(a)it is identical with an earlier trade mark and is to be registered for goods or services similar to those for which the earlier trade mark is protected; or
(b)it is similar to an earlier trade mark and is to be registered for goods or services identical with or similar to those for which the earlier trade mark is protected,
there exists a likelihood of confusion on the part of the public.
(3)  Where an application for registration of a trade mark is made before 1st July 2004, if the trade mark —
(a)is identical with or similar to an earlier trade mark; and
(b)is to be registered for goods or services which are not similar to those for which the earlier trade mark is protected,
the later trade mark shall not be registered if —
(i)the earlier trade mark is well known in Singapore;
(ii)use of the later trade mark in relation to the goods or services for which the later trade mark is sought to be registered would indicate a connection between those goods or services and the proprietor of the earlier trade mark;
(iii)there exists a likelihood of confusion on the part of the public because of such use; and
(iv)the interests of the proprietor of the earlier trade mark are likely to be damaged by such use.
[20/2004]
(4)  Subject to subsection (5), where an application for registration of a trade mark is made on or after 1st July 2004, if the whole or an essential part of the trade mark is identical with or similar to an earlier trade mark, the later trade mark shall not be registered if —
(a)the earlier trade mark is well known in Singapore; and
(b)use of the later trade mark in relation to the goods or services for which the later trade mark is sought to be registered —
(i)would indicate a connection between those goods or services and the proprietor of the earlier trade mark, and is likely to damage the interests of the proprietor of the earlier trade mark; or
(ii)if the earlier trade mark is well known to the public at large in Singapore —
(A)would cause dilution in an unfair manner of the distinctive character of the earlier trade mark; or

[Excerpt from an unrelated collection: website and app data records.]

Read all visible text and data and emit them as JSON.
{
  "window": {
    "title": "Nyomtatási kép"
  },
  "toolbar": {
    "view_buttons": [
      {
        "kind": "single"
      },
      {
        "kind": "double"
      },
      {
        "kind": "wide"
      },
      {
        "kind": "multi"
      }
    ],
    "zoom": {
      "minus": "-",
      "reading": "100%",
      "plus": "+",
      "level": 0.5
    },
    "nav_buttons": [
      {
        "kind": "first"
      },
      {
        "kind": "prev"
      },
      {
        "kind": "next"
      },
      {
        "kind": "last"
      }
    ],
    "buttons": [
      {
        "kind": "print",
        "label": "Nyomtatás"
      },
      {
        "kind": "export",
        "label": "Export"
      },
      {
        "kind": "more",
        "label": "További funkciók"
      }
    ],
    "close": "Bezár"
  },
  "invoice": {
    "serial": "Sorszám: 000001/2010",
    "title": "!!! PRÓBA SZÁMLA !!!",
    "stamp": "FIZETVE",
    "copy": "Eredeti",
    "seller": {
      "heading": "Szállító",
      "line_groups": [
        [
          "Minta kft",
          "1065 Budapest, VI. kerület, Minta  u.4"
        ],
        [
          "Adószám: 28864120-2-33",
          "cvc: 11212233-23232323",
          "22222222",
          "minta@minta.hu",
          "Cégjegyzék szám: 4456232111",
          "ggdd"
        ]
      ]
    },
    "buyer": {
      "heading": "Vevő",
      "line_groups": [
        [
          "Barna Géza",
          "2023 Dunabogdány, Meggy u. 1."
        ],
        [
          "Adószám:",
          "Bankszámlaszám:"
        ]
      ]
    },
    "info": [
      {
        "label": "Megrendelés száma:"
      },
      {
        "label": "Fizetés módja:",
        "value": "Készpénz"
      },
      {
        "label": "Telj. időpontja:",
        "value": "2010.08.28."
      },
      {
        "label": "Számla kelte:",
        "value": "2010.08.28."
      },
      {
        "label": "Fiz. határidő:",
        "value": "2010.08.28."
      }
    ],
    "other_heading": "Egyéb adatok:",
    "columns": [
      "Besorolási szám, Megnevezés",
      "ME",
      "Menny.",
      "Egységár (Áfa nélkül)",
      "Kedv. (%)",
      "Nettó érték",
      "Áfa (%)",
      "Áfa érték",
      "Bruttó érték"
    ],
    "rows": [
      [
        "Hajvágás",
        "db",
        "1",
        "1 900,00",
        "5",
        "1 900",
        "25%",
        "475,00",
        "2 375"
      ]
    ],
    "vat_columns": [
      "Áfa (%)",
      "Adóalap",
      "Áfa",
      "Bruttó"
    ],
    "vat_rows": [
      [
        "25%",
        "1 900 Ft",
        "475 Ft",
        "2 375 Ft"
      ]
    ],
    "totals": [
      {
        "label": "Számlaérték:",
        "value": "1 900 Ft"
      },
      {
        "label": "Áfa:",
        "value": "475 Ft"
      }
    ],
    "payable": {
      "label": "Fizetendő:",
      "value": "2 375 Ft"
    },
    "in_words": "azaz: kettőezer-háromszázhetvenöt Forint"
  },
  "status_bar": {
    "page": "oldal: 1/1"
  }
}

(B)would take unfair advantage of the distinctive character of the earlier trade mark.
[20/2004]
(5)  A trade mark shall not be refused registration by virtue of subsection (4) if the application for the registration of the trade mark was filed before the earlier trade mark became well known in Singapore, unless it is shown that the application was made in bad faith.
[20/2004]
(6)  In deciding whether any such application was made in bad faith, it shall be relevant to consider whether the applicant had, at the time the application was made, knowledge of, or reason to know of, the earlier trade mark.
[20/2004]
(7)  A trade mark shall not be registered if, or to the extent that, its use in Singapore is liable to be prevented —
(a)by virtue of any rule of law (in particular, the law of passing off) protecting an unregistered trade mark or other sign used in the course of trade; or
(b)by virtue of an earlier right other than those referred to in subsections (1), (2) and (3) or paragraph (a), in particular by virtue of the law of copyright or any law with regard to the protection of designs.
(8)  A person entitled under subsection (7) to prevent the use of a trade mark is referred to in this Act as the proprietor of an earlier right in relation to the trade mark.
(9)  The Registrar may, in his discretion, register a trade mark where the proprietor of the earlier trade mark or other earlier right consents to the registration.
(10)  The Registrar may, in his discretion, register any trade mark referred to in subsection (3), (4) or (7) where the proprietor of the earlier trade mark or other earlier right fails to give notice to the Registrar of opposition to the registration in accordance with section 13.
[20/2004]
(11)  A trade mark which is an earlier trade mark by virtue of paragraph (a) of the definition of “earlier trade mark” in section 2(1) and whose registration expires, shall continue to be taken into account in determining the registrability of a later mark for a period of one year after the expiry, unless the Registrar is satisfied that there was no bona fide use of the mark during the 2 years immediately preceding the expiry.
[UK Trade Marks Act 1994, s. 5; TRIPS Art. 16]